Derek Boshier, Unsuccessful Transsexual, (2003). Mixed media and collage. Copyright the artist. --------------------------------------------------------------------------------------------------------The show, entitled ‘Extreme Makeover’, consisted of images with disparate subjects ranging from Saint Francis to the United Nations. Naturally, the war in Iraq and its aftermath currently looms large in Boshier’s consciousness and has prompted a number of acerbic anti-war images. In November 2004, Boshier mounted an installation, called ‘99 Cent War’, of 100 kitsch objects – tanks, guns, helmets, model soldiers, plaster statues of cute children and so on, bought for ten dollars from a 99 Cent store - at the Iron Gate Studios in Austin, Texas. 12

Derek Boshier, 99 cent war. (2004). Mixed-media installation. Photo courtesy of the artist. --------------------------------------------------------------------------------------------The objects were clustered on a table in centre of the space and spot lit while on the surrounding walls will be two large (8 x 5 feet), cartoon-style brush drawings in Indian ink, which feature a pair of bewildered and innocent children, a boy and a girl, engulfed by a blizzard of fighter planes and other military weaponry.


Derek Boshier, 99 cent war (2004). Ink drawing, 8 x 5’. Copyright the artist. ---------------------------------------------------------------------------------------------There were also be six drawings/collages (14 X 11 inches framed) from the ‘Extreme Makeover’ series that addressed the subject of war. 14

Derek Boshier, two drawings/collages from the Extreme Makeover series. Copyright the artist. --------------------------------------------------------------------------------------Finally, on display was ‘a wall object’, that is, a copy of Thrilling Book for Boys – a British children’s adventure book by William Bawden and others published by Dean & Sons Ltd in 1937 - whose illustrated cover depicted an aircraft and parachutist. Boshier imposed the silhouette of a dark sinister figure on the cover design. Boshier’s current project is a hand-made book entitled ‘What ….?’ It consists of black Indian ink drawings and hand-printed text plus some photographic images, which morph from page to page. The questions it poses at the outset include: ‘what don’t you understand about contemporary art? … Christian fundamentalism? … 15

Buying a car?’ Boshier, then, is responding once again in an intuitive fashion to daily concerns and events, which range from mundane personal matters to military conflicts reported in the news media. Just as there is no limit to the images and information impinging on our senses, there seems no limit to this artist’s fecundity and imagination. As the critic Rosetta Brooks has remarked: ‘Boshier’s art is an ongoing confrontation with the drama of quotidian experience as experienced by Everyman’ (Derek Boshier: Works on Paper: A Retrospective 1955-2003, Catalogue, 2003).

For more detailed information on Boshier’s work, see his website: www.derekboshier.com/ ----------------------------------------------------------------------------------------------This article first appeared in the magazine Jamini: An International Arts Quarterly, Vol 2, No 4, 2005, pp. 80-85. ------------------------------------------------------------------------------------John A. Walker is a British painter and art historian.
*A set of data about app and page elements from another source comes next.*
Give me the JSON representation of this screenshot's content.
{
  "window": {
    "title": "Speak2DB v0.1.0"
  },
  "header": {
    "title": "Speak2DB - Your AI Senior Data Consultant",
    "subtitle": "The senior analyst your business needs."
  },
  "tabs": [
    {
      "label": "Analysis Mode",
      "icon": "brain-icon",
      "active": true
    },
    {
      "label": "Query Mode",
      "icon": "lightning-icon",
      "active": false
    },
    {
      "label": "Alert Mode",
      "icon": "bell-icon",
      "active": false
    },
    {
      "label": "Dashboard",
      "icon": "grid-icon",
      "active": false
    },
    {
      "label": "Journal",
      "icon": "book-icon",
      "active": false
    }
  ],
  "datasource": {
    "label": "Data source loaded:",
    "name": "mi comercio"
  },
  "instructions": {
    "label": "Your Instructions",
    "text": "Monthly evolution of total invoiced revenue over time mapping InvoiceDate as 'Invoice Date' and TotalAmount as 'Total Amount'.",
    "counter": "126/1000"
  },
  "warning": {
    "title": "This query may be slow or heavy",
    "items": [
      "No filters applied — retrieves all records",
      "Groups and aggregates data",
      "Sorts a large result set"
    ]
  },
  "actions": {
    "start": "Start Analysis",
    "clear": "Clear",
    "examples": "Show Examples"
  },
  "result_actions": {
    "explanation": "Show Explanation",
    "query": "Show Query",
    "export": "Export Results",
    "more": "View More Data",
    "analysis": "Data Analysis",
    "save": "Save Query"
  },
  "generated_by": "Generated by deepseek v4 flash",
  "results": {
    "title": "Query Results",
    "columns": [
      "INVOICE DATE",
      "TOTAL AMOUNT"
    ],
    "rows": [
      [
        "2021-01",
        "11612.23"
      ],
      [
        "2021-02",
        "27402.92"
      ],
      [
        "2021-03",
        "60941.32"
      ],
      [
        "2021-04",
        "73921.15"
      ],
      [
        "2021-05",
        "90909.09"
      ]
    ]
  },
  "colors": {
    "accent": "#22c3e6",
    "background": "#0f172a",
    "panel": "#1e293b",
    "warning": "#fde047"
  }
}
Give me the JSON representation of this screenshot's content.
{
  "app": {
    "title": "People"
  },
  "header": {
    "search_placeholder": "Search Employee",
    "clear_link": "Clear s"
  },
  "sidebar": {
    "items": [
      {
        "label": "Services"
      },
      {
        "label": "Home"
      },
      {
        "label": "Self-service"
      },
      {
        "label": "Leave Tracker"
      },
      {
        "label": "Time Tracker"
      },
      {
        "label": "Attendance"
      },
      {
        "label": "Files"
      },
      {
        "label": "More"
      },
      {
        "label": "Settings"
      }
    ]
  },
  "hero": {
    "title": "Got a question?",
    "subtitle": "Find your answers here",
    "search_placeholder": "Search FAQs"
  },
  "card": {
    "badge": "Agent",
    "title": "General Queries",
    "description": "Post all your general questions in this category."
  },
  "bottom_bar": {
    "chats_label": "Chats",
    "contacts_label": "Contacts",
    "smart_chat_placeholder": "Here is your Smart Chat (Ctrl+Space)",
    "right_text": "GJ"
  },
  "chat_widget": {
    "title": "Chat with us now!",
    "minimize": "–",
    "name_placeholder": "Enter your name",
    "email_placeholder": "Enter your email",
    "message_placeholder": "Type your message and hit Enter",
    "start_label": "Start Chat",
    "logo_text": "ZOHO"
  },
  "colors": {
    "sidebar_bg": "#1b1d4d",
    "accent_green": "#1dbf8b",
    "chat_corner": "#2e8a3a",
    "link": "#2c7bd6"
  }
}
He is the author of Art in the Age of Mass Media, Art and Outrage and Art and Celebrity. --------------------------------------------------------------------------------